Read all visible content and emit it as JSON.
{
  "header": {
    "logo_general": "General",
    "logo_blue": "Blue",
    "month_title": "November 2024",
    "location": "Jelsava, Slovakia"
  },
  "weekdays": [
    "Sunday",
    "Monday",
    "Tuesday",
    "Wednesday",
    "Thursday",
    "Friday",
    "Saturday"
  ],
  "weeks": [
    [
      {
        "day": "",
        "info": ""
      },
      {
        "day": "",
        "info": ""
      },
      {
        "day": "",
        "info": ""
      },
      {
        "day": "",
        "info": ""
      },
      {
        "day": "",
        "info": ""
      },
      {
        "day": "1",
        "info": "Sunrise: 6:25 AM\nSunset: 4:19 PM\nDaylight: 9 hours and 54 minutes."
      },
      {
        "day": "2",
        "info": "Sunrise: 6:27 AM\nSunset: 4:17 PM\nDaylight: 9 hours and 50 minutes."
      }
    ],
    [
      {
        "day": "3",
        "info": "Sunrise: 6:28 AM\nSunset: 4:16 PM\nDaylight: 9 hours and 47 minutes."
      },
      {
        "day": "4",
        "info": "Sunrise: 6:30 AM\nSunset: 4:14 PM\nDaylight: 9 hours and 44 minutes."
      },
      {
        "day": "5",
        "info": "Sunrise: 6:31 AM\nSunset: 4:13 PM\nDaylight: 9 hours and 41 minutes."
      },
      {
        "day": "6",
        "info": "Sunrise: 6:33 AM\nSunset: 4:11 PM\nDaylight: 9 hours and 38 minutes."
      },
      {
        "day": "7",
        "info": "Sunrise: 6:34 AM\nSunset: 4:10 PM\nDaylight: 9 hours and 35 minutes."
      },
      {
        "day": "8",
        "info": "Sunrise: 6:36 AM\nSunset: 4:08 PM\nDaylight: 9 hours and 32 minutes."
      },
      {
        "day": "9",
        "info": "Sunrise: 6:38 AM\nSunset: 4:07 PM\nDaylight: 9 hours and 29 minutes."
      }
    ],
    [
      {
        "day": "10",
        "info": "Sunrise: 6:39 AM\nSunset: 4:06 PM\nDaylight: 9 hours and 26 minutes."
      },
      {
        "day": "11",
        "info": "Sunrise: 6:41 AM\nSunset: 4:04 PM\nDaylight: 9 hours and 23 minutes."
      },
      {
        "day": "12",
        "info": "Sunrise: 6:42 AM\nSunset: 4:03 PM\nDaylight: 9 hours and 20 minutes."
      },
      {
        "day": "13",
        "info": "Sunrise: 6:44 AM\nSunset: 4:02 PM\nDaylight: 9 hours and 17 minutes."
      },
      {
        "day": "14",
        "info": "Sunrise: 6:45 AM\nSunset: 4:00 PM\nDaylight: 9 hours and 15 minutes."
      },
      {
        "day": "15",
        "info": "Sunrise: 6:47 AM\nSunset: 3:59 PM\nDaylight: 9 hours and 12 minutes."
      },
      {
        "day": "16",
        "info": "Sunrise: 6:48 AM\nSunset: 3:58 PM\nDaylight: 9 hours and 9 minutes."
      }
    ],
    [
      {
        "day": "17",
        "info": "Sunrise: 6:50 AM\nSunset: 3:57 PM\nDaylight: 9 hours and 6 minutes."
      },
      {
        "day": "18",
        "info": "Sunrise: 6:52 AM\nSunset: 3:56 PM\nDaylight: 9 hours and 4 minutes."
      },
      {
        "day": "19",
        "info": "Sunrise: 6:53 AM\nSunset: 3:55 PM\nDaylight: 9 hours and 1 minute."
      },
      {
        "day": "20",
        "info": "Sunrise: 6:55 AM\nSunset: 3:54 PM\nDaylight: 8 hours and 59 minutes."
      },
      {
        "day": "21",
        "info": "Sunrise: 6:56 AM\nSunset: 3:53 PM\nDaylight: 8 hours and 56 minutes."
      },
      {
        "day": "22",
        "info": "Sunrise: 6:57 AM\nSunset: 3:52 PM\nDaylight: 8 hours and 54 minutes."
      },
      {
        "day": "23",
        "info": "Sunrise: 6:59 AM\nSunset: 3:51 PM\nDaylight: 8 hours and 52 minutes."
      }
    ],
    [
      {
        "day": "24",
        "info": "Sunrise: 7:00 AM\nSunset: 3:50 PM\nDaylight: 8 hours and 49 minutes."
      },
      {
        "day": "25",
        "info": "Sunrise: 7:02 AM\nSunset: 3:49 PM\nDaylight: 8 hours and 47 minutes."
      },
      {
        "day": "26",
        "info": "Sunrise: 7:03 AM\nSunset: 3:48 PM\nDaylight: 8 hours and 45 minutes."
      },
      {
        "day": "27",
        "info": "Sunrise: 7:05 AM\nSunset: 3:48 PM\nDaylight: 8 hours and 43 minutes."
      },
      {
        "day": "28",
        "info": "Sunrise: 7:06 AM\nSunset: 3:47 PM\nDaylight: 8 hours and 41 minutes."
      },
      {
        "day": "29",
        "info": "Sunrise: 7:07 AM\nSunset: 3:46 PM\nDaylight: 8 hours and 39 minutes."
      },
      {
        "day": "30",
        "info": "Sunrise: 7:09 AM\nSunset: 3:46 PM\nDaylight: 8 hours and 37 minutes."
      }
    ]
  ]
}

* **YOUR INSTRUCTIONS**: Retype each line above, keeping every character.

* **RESULT FOR THIS TASK**:
Read all visible content and emit it as JSON.
{
  "header": {
    "logo_general": "General",
    "logo_blue": "Blue",
    "month_title": "November 2024",
    "location": "Jelsava, Slovakia"
  },
  "weekdays": [
    "Sunday",
    "Monday",
    "Tuesday",
    "Wednesday",
    "Thursday",
    "Friday",
    "Saturday"
  ],
  "weeks": [
    [
      {
        "day": "",
        "info": ""
      },
      {
        "day": "",
        "info": ""
      },
      {
        "day": "",
        "info": ""
      },
      {
        "day": "",
        "info": ""
      },
      {
        "day": "",
        "info": ""
      },
      {
        "day": "1",
        "info": "Sunrise: 6:25 AM\nSunset: 4:19 PM\nDaylight: 9 hours and 54 minutes."
      },
      {
        "day": "2",
        "info": "Sunrise: 6:27 AM\nSunset: 4:17 PM\nDaylight: 9 hours and 50 minutes."
      }
    ],
    [
      {
        "day": "3",
        "info": "Sunrise: 6:28 AM\nSunset: 4:16 PM\nDaylight: 9 hours and 47 minutes."
      },
      {
        "day": "4",
        "info": "Sunrise: 6:30 AM\nSunset: 4:14 PM\nDaylight: 9 hours and 44 minutes."
      },
      {
        "day": "5",
        "info": "Sunrise: 6:31 AM\nSunset: 4:13 PM\nDaylight: 9 hours and 41 minutes."
      },
      {
        "day": "6",
        "info": "Sunrise: 6:33 AM\nSunset: 4:11 PM\nDaylight: 9 hours and 38 minutes."
      },
      {
        "day": "7",
        "info": "Sunrise: 6:34 AM\nSunset: 4:10 PM\nDaylight: 9 hours and 35 minutes."
      },
      {
        "day": "8",
        "info": "Sunrise: 6:36 AM\nSunset: 4:08 PM\nDaylight: 9 hours and 32 minutes."
      },
      {
        "day": "9",
        "info": "Sunrise: 6:38 AM\nSunset: 4:07 PM\nDaylight: 9 hours and 29 minutes."
      }
    ],
    [
      {
        "day": "10",
        "info": "Sunrise: 6:39 AM\nSunset: 4:06 PM\nDaylight: 9 hours and 26 minutes."
      },
      {
        "day": "11",
        "info": "Sunrise: 6:41 AM\nSunset: 4:04 PM\nDaylight: 9 hours and 23 minutes."
      },
      {
        "day": "12",
        "info": "Sunrise: 6:42 AM\nSunset: 4:03 PM\nDaylight: 9 hours and 20 minutes."
      },
      {
        "day": "13",
        "info": "Sunrise: 6:44 AM\nSunset: 4:02 PM\nDaylight: 9 hours and 17 minutes."
      },
      {
        "day": "14",
        "info": "Sunrise: 6:45 AM\nSunset: 4:00 PM\nDaylight: 9 hours and 15 minutes."
      },
      {
        "day": "15",
        "info": "Sunrise: 6:47 AM\nSunset: 3:59 PM\nDaylight: 9 hours and 12 minutes."
      },
      {
        "day": "16",
        "info": "Sunrise: 6:48 AM\nSunset: 3:58 PM\nDaylight: 9 hours and 9 minutes."
      }
    ],
    [
      {
        "day": "17",
        "info": "Sunrise: 6:50 AM\nSunset: 3:57 PM\nDaylight: 9 hours and 6 minutes."
      },
      {
        "day": "18",
        "info": "Sunrise: 6:52 AM\nSunset: 3:56 PM\nDaylight: 9 hours and 4 minutes."
      },
      {
        "day": "19",
        "info": "Sunrise: 6:53 AM\nSunset: 3:55 PM\nDaylight: 9 hours and 1 minute."
      },
      {
        "day": "20",
        "info": "Sunrise: 6:55 AM\nSunset: 3:54 PM\nDaylight: 8 hours and 59 minutes."
      },
      {
        "day": "21",
        "info": "Sunrise: 6:56 AM\nSunset: 3:53 PM\nDaylight: 8 hours and 56 minutes."
      },
      {
        "day": "22",
        "info": "Sunrise: 6:57 AM\nSunset: 3:52 PM\nDaylight: 8 hours and 54 minutes."
      },
      {
        "day": "23",
        "info": "Sunrise: 6:59 AM\nSunset: 3:51 PM\nDaylight: 8 hours and 52 minutes."
      }
    ],
    [
      {
        "day": "24",
        "info": "Sunrise: 7:00 AM\nSunset: 3:50 PM\nDaylight: 8 hours and 49 minutes."
      },
      {
        "day": "25",
        "info": "Sunrise: 7:02 AM\nSunset: 3:49 PM\nDaylight: 8 hours and 47 minutes."
      },
      {
        "day": "26",
        "info": "Sunrise: 7:03 AM\nSunset: 3:48 PM\nDaylight: 8 hours and 45 minutes."
      },
      {
        "day": "27",
        "info": "Sunrise: 7:05 AM\nSunset: 3:48 PM\nDaylight: 8 hours and 43 minutes."
      },
      {
        "day": "28",
        "info": "Sunrise: 7:06 AM\nSunset: 3:47 PM\nDaylight: 8 hours and 41 minutes."
      },
      {
        "day": "29",
        "info": "Sunrise: 7:07 AM\nSunset: 3:46 PM\nDaylight: 8 hours and 39 minutes."
      },
      {
        "day": "30",
        "info": "Sunrise: 7:09 AM\nSunset: 3:46 PM\nDaylight: 8 hours and 37 minutes."
      }
    ]
  ]
}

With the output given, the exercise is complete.